Eighty years ago this month, Dr. Douglas Hyde was formally installed as the first President of Ireland. To many people this son of an Anglo-Irish Church of Ireland minister had seemed an unlikely source of the ideas he expressed in his speech in 1892 on de-Anglicisation, and an even more unlikely candidate for the role of defender of the Irish language and Irish culture, writes Ray Cleere.


In 1891 a tall, handsome, broad-chested young man with black hair, flashing eyes, and a drooping moustac he stood on a lecture platform in Dublin and startled his audience with an idea that would affect the course of Irish history.

The man was Dr. Douglas Hyde, bilingual scholar, folklorist, poet and essayist. The occasion was Hyde’s inaugural lecture as President of the National Literary Society.
Described by An Seabhac as “the first real folklorist, Hyde was a pioneer, in the tradition of Iain Campbell and John McKenzie of Scotland, in the “Scientific” collecting and scholarly presentation of Irish folklore. His collection of tales Leabhar Sgeulaighéachta in 1889 was a significant landmark in the history folklore in Ireland. It added a new dimension to the work of his predecessors in the field, including Thomas Crofton Croker, Patrick Kennedy, Lady Wilde and Jeremiah Curtin.

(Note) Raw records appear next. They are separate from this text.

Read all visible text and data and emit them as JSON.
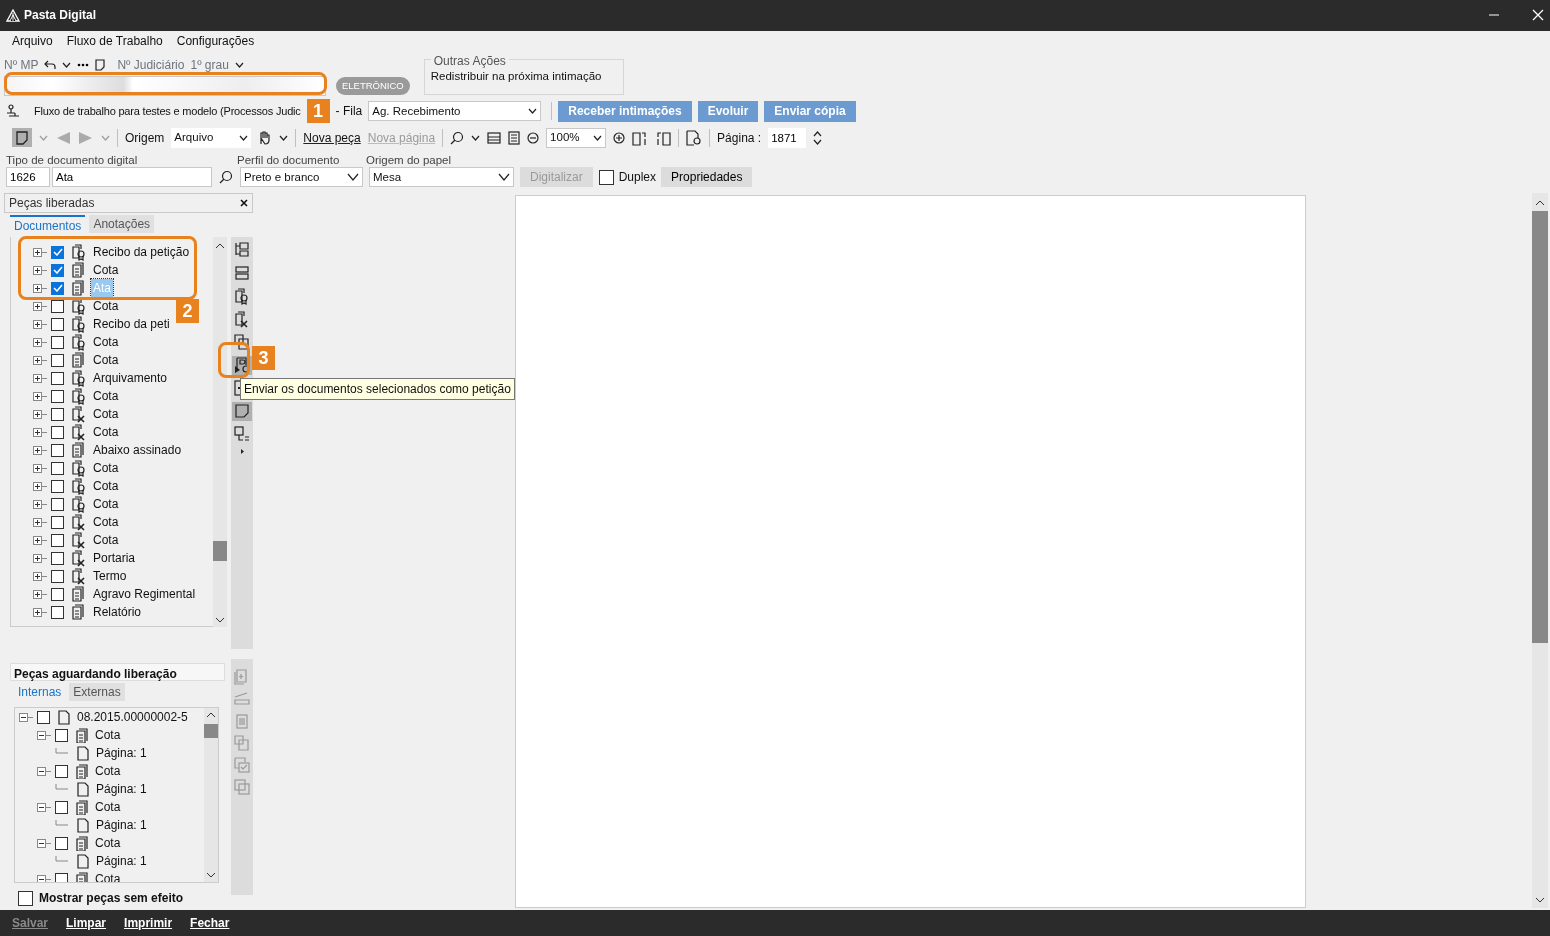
{
  "window": {
    "title": "Pasta Digital"
  },
  "menu": [
    "Arquivo",
    "Fluxo de Trabalho",
    "Configurações"
  ],
  "header": {
    "mp_label": "Nº MP",
    "judicial_label": "Nº Judiciário",
    "instance": "1º grau",
    "badge": "ELETRÔNICO",
    "callout": "1"
  },
  "other_actions": {
    "title": "Outras Ações",
    "items": [
      "Redistribuir na próxima intimação"
    ]
  },
  "workflow": {
    "text": "Fluxo de trabalho para testes e modelo (Processos Judic",
    "queue_label": "- Fila",
    "queue": "Ag. Recebimento",
    "buttons": [
      "Receber intimações",
      "Evoluir",
      "Enviar cópia"
    ]
  },
  "toolbar": {
    "origin_label": "Origem",
    "origin": "Arquivo",
    "actions": [
      {
        "label": "Nova peça",
        "disabled": false
      },
      {
        "label": "Nova página",
        "disabled": true
      }
    ],
    "zoom": "100%",
    "page_label": "Página :",
    "page": "1871"
  },
  "document": {
    "type_label": "Tipo de documento digital",
    "type_code": "1626",
    "type_name": "Ata",
    "profile_label": "Perfil do documento",
    "profile": "Preto e branco",
    "paper_label": "Origem do papel",
    "paper": "Mesa",
    "digitize": {
      "label": "Digitalizar",
      "disabled": true
    },
    "duplex": {
      "label": "Duplex",
      "checked": false
    },
    "properties": "Propriedades"
  },
  "released": {
    "title": "Peças liberadas",
    "tabs": [
      {
        "label": "Documentos",
        "selected": true
      },
      {
        "label": "Anotações",
        "selected": false
      }
    ],
    "callout": "2",
    "items": [
      {
        "label": "Recibo da petição",
        "kind": "seal",
        "checked": true,
        "selected": false
      },
      {
        "label": "Cota",
        "kind": "copy",
        "checked": true,
        "selected": false
      },
      {
        "label": "Ata",
        "kind": "copy",
        "checked": true,
        "selected": true
      },
      {
        "label": "Cota",
        "kind": "seal",
        "checked": false,
        "selected": false
      },
      {
        "label": "Recibo da peti",
        "kind": "seal",
        "checked": false,
        "selected": false
      },
      {
        "label": "Cota",
        "kind": "seal",
        "checked": false,
        "selected": false
      },
      {
        "label": "Cota",
        "kind": "copy",
        "checked": false,
        "selected": false
      },
      {
        "label": "Arquivamento",
        "kind": "seal",
        "checked": false,
        "selected": false
      },
      {
        "label": "Cota",
        "kind": "seal",
        "checked": false,
        "selected": false
      },
      {
        "label": "Cota",
        "kind": "cancel",
        "checked": false,
        "selected": false
      },
      {
        "label": "Cota",
        "kind": "cancel",
        "checked": false,
        "selected": false
      },
      {
        "label": "Abaixo assinado",
        "kind": "copy",
        "checked": false,
        "selected": false
      },
      {
        "label": "Cota",
        "kind": "seal",
        "checked": false,
        "selected": false
      },
      {
        "label": "Cota",
        "kind": "seal",
        "checked": false,
        "selected": false
      },
      {
        "label": "Cota",
        "kind": "seal",
        "checked": false,
        "selected": false
      },
      {
        "label": "Cota",
        "kind": "cancel",
        "checked": false,
        "selected": false
      },
      {
        "label": "Cota",
        "kind": "cancel",
        "checked": false,
        "selected": false
      },
      {
        "label": "Portaria",
        "kind": "cancel",
        "checked": false,
        "selected": false
      },
      {
        "label": "Termo",
        "kind": "cancel",
        "checked": false,
        "selected": false
      },
      {
        "label": "Agravo Regimental",
        "kind": "copy",
        "checked": false,
        "selected": false
      },
      {
        "label": "Relatório",
        "kind": "copy",
        "checked": false,
        "selected": false
      }
    ]
  },
  "side_tools": {
    "callout": "3",
    "tooltip": "Enviar os documentos selecionados como petição"
  },
  "pending": {
    "title": "Peças aguardando liberação",
    "tabs": [
      {
        "label": "Internas",
        "selected": true
      },
      {
        "label": "Externas",
        "selected": false
      }
    ],
    "tree": [
      {
        "label": "08.2015.00000002-5",
        "checked": false,
        "expanded": true,
        "children": [
          {
            "label": "Cota",
            "checked": false,
            "expanded": true,
            "children": [
              {
                "label": "Página: 1"
              }
            ]
          },
          {
            "label": "Cota",
            "checked": false,
            "expanded": true,
            "children": [
              {
                "label": "Página: 1"
              }
            ]
          },
          {
            "label": "Cota",
            "checked": false,
            "expanded": true,
            "children": [
              {
                "label": "Página: 1"
              }
            ]
          },
          {
            "label": "Cota",
            "checked": false,
            "expanded": true,
            "children": [
              {
                "label": "Página: 1"
              }
            ]
          },
          {
            "label": "Cota",
            "checked": false,
            "expanded": true
          }
        ]
      }
    ],
    "show_void": {
      "label": "Mostrar peças sem efeito",
      "checked": false
    }
  },
  "footer": [
    {
      "label": "Salvar",
      "disabled": true
    },
    {
      "label": "Limpar",
      "disabled": false
    },
    {
      "label": "Imprimir",
      "disabled": false
    },
    {
      "label": "Fechar",
      "disabled": false
    }
  ]
}
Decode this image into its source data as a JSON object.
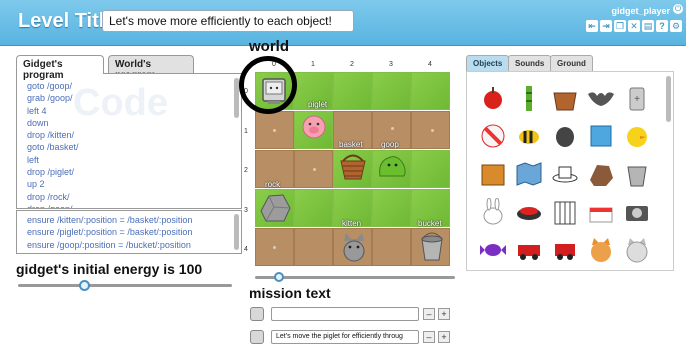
{
  "header": {
    "level_label": "Level Title",
    "level_value": "Let's move more efficiently to each object!",
    "player": "gidget_player"
  },
  "tabs": {
    "gidget": "Gidget's program",
    "world": "World's program"
  },
  "code": {
    "ghost": "Code",
    "lines": [
      "goto /goop/",
      "grab /goop/",
      "left 4",
      "down",
      "drop /kitten/",
      "goto /basket/",
      "left",
      "drop /piglet/",
      "up 2",
      "drop /rock/",
      "drop /goop/"
    ],
    "ensure": [
      "ensure /kitten/:position = /basket/:position",
      "ensure /piglet/:position = /basket/:position",
      "ensure /goop/:position = /bucket/:position"
    ]
  },
  "energy": {
    "text": "gidget's initial energy is 100",
    "level_fraction": 0.31
  },
  "world": {
    "title": "world",
    "col_numbers": [
      "0",
      "1",
      "2",
      "3",
      "4"
    ],
    "row_numbers": [
      "0",
      "1",
      "2",
      "3",
      "4"
    ],
    "labels": {
      "piglet": "piglet",
      "basket": "basket",
      "goop": "goop",
      "rock": "rock",
      "kitten": "kitten",
      "bucket": "bucket"
    },
    "slider_fraction": 0.12
  },
  "mission": {
    "title": "mission text",
    "line1": "",
    "line2": "Let's move the piglet for efficiently throug",
    "minus": "–",
    "plus": "+"
  },
  "right_tabs": [
    "Objects",
    "Sounds",
    "Ground"
  ],
  "colors": {
    "header": "#58b4e0",
    "grass": "#7fc441",
    "dirt": "#b88e64",
    "code_text": "#4b6eb8"
  }
}
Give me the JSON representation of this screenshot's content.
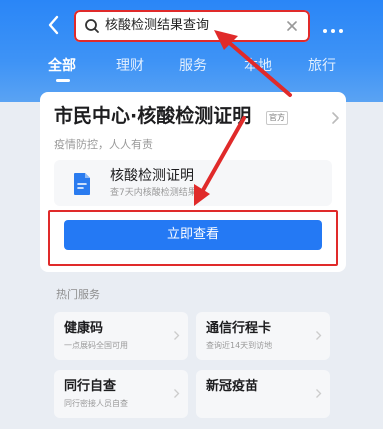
{
  "header": {
    "search": {
      "query": "核酸检测结果查询"
    },
    "tabs": [
      {
        "label": "全部",
        "active": true
      },
      {
        "label": "理财",
        "active": false
      },
      {
        "label": "服务",
        "active": false
      },
      {
        "label": "本地",
        "active": false
      },
      {
        "label": "旅行",
        "active": false
      }
    ]
  },
  "result_card": {
    "title": "市民中心·核酸检测证明",
    "badge": "官方",
    "subtitle": "疫情防控，人人有责",
    "service": {
      "title": "核酸检测证明",
      "description": "查7天内核酸检测结果"
    },
    "primary_button": "立即查看"
  },
  "hot_services": {
    "title": "热门服务",
    "items": [
      {
        "name": "健康码",
        "description": "一点展码全国可用"
      },
      {
        "name": "通信行程卡",
        "description": "查询近14天到访地"
      },
      {
        "name": "同行自查",
        "description": "同行密接人员自查"
      },
      {
        "name": "新冠疫苗",
        "description": ""
      }
    ]
  },
  "colors": {
    "header_blue": "#2a86f7",
    "button_blue": "#2479f4",
    "annotation_red": "#e02a2a"
  },
  "icons": [
    "back-arrow-icon",
    "search-icon",
    "clear-icon",
    "more-icon",
    "chevron-right-icon",
    "document-icon"
  ]
}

His subsequent works, Beside the Fire in 1890, Love Songs of Connaught in 1893 and Legends of Saints and Sinners in 1916, were acknowledged by William Butler Yeats (1865 – 1939) as major sources of the Irish Literary Renaissance. He later joined with Yeats, Lady Gregory and John Millington Synge to create an Irish theatre. His work with Milicete Indians in Canada in 1891 and his remarkable song collections confirmed his reputation.

One of the founders of the Folklore of Ireland Society in 1927, he was the first Treasurer and later Patron of the Society, and was appointed Chairman of the Irish Folklore Institute in 1930.

In his address, entitled On the Necessity for De-Anglicising the Irish People, Hyde argued that a first step towards finding a solution to the problems of Ireland was to restore its sense of national identity.

“To do this” he declared, “Ireland’s people must stop imitating England, revive the use of Irish personal names and place names, rediscover the pleasures of traditional Irish music and dancing, promote Irish games, give new life to Irish customs, and keep alive for generations yet unborn that the most important repository of and key to Irish history and culture: the Irish language”.

Continue reading in this week’s Ireland’s Own